Go over the entries below line by line, copying each one that contains the word "maitenance".

Dataset rows for apps and sites
┄┄┄┄┄┄┄┄┄┄

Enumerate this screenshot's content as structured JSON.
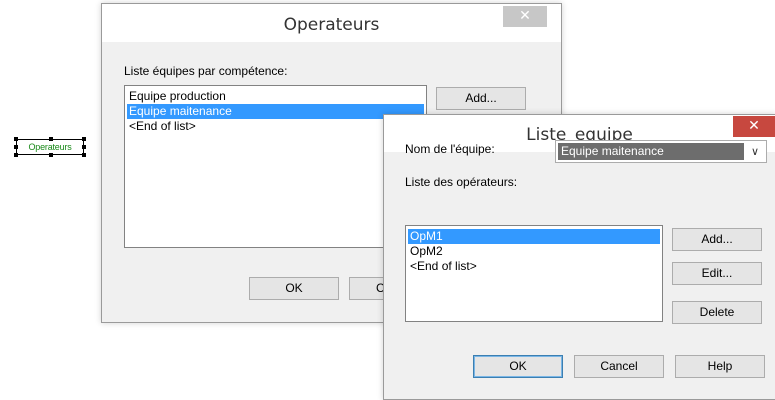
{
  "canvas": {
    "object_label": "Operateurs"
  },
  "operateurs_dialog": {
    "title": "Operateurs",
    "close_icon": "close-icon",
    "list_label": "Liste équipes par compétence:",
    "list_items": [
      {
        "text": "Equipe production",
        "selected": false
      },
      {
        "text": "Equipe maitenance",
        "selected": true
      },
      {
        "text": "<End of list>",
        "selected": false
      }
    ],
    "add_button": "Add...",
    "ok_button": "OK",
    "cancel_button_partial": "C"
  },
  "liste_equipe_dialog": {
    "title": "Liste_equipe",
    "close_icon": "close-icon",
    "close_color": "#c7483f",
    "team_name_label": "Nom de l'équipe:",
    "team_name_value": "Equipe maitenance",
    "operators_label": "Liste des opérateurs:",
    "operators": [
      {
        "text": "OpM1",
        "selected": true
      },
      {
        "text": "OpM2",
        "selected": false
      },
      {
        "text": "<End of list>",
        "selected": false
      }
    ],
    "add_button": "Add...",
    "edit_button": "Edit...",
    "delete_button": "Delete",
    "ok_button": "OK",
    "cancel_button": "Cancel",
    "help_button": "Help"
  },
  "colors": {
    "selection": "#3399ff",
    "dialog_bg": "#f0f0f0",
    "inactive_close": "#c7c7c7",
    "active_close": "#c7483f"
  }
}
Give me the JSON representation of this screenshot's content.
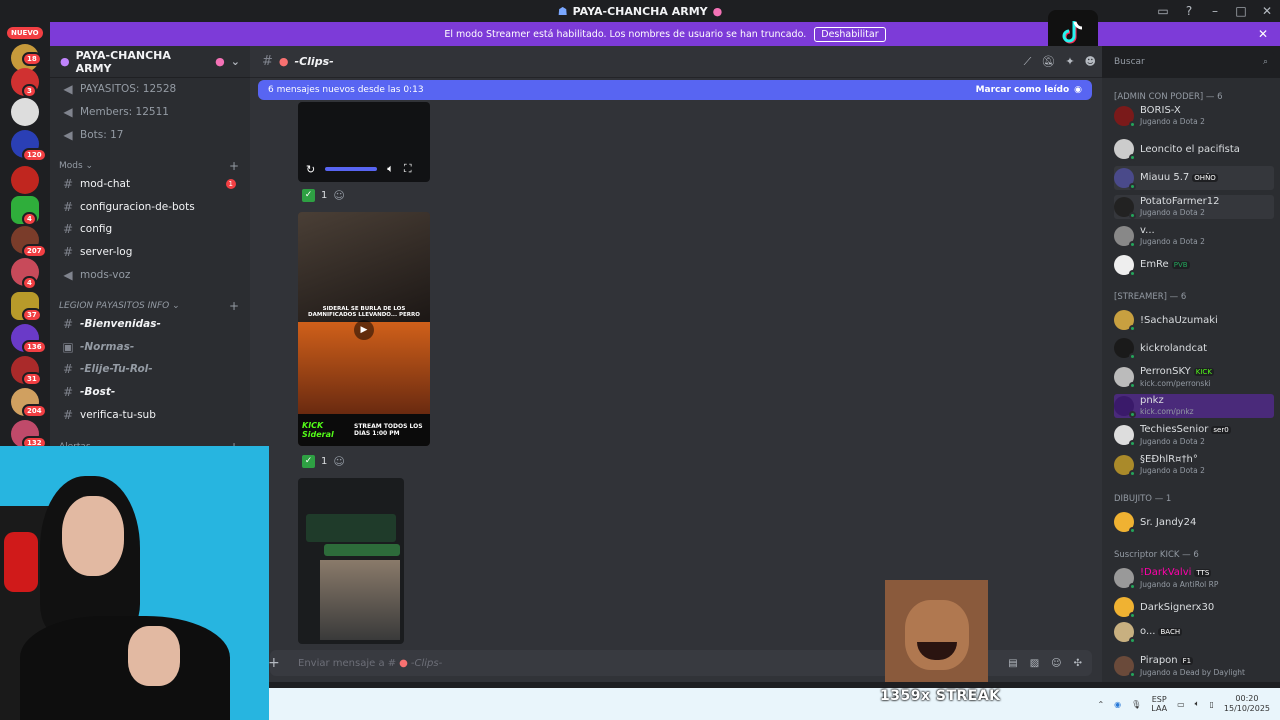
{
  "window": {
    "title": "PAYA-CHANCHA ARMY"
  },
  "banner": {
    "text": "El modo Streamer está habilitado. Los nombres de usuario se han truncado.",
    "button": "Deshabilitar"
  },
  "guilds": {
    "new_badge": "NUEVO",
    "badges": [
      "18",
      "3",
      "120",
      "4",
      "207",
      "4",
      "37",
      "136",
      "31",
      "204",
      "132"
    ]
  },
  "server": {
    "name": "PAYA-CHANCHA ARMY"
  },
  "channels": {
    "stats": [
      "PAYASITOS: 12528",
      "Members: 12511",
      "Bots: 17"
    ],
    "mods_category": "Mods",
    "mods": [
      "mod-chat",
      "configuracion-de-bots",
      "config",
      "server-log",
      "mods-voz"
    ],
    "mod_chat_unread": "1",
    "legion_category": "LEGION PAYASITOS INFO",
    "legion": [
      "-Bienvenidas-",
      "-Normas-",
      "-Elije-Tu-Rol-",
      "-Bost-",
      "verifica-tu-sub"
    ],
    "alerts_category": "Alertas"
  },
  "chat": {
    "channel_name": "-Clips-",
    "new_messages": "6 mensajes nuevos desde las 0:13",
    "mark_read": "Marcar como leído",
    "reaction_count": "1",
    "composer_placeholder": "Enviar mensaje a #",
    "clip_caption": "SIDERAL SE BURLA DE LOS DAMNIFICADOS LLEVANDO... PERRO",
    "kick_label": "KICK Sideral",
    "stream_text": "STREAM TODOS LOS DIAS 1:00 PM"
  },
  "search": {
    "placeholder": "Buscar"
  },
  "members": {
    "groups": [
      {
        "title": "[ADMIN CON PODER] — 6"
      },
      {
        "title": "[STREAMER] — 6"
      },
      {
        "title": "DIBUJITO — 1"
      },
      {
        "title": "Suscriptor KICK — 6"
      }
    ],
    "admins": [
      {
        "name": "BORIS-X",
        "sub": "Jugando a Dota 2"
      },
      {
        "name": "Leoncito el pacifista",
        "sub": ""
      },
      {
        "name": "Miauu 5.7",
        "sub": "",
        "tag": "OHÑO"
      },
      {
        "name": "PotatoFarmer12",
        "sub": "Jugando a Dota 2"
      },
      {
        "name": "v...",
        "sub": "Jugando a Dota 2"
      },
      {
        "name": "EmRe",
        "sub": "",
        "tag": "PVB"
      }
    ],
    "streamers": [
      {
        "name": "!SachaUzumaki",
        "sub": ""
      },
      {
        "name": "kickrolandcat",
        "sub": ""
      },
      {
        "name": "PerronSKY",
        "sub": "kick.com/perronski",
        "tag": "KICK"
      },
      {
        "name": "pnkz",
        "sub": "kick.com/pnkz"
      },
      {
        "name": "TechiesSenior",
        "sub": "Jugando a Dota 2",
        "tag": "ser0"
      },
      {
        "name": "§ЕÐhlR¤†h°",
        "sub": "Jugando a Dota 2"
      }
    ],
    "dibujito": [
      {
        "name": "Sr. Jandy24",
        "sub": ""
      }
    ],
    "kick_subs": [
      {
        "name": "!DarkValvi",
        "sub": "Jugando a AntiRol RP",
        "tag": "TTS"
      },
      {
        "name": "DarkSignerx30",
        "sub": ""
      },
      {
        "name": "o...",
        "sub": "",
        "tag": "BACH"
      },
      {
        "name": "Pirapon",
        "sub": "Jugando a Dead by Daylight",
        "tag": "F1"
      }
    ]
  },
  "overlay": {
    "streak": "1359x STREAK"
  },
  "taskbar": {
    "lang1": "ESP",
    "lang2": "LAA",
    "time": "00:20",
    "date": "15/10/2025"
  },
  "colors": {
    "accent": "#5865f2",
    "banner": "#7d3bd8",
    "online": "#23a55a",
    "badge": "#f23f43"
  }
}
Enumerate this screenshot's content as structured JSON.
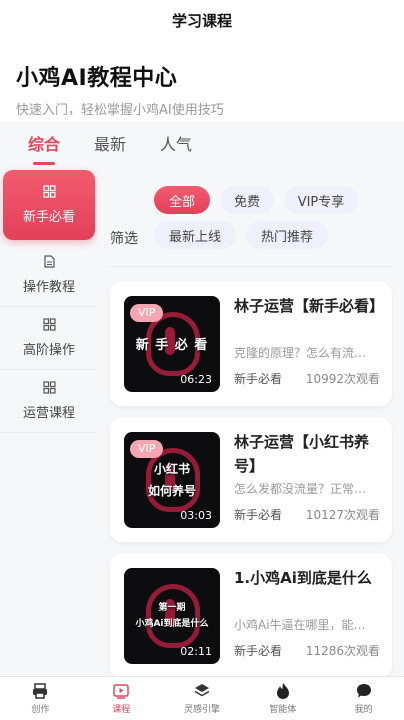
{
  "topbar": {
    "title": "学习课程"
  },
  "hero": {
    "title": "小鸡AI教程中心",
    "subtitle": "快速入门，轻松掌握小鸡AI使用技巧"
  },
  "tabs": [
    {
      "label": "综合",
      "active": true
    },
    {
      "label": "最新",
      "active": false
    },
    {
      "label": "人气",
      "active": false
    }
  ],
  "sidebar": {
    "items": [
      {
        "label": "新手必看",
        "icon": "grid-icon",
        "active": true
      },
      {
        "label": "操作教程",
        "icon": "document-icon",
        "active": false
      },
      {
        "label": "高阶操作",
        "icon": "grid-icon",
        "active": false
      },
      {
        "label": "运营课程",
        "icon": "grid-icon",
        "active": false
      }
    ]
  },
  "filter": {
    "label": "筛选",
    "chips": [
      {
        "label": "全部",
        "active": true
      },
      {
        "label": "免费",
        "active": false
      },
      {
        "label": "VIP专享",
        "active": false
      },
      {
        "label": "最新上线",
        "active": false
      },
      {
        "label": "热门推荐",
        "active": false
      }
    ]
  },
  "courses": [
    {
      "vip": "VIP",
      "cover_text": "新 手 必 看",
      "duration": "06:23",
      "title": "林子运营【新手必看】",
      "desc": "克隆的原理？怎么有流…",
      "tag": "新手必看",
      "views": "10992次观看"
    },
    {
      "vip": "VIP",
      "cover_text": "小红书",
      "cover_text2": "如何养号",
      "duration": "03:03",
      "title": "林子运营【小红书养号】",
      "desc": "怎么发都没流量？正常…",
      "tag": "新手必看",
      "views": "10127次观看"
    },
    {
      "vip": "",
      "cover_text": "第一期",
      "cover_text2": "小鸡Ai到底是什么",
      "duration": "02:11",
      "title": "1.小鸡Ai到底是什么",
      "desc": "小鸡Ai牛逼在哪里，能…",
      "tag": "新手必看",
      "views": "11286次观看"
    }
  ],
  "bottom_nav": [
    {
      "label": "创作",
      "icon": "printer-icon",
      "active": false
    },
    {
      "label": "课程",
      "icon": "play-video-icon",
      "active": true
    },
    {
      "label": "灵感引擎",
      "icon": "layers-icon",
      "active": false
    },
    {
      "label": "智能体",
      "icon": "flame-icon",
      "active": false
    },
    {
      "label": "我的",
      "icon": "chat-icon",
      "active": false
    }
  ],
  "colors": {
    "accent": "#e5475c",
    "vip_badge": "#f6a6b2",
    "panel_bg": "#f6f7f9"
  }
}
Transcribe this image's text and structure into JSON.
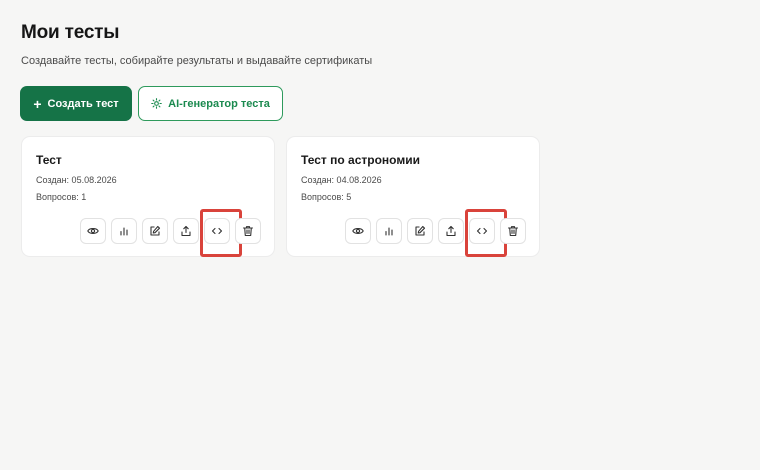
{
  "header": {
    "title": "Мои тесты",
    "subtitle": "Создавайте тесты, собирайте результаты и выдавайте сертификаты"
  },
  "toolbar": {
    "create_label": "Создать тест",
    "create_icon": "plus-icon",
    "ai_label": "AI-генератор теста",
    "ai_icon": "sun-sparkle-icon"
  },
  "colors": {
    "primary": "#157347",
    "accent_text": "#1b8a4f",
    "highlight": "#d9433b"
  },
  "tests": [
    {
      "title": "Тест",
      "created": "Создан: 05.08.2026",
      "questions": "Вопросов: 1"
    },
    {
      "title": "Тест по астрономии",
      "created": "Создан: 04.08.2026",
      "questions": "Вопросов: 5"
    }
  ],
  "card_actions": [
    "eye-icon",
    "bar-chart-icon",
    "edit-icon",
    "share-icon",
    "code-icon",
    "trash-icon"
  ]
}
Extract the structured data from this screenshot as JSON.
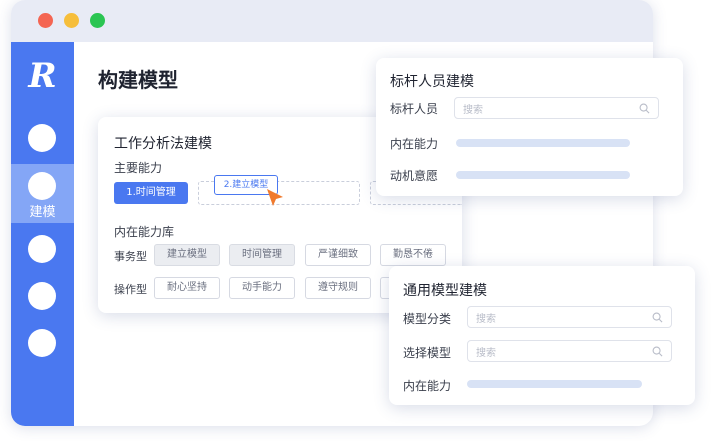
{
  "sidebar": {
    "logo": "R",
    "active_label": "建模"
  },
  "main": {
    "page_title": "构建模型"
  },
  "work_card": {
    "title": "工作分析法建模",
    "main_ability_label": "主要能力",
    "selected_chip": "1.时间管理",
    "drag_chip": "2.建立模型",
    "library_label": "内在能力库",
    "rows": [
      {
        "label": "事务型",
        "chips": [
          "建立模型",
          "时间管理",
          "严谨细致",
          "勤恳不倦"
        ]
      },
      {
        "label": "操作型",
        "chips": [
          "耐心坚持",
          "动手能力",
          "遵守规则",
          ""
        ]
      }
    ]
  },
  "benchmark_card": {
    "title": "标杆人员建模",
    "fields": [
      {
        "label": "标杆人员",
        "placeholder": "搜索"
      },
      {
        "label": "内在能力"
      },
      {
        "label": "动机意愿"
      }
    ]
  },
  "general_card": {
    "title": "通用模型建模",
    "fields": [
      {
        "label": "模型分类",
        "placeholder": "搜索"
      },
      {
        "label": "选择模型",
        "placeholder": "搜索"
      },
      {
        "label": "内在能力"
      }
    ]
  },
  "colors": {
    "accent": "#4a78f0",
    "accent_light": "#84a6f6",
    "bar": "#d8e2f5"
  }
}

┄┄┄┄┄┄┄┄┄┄

Finished task:
        "text": "Equipe maitenance",
    "team_name_value": "Equipe maitenance",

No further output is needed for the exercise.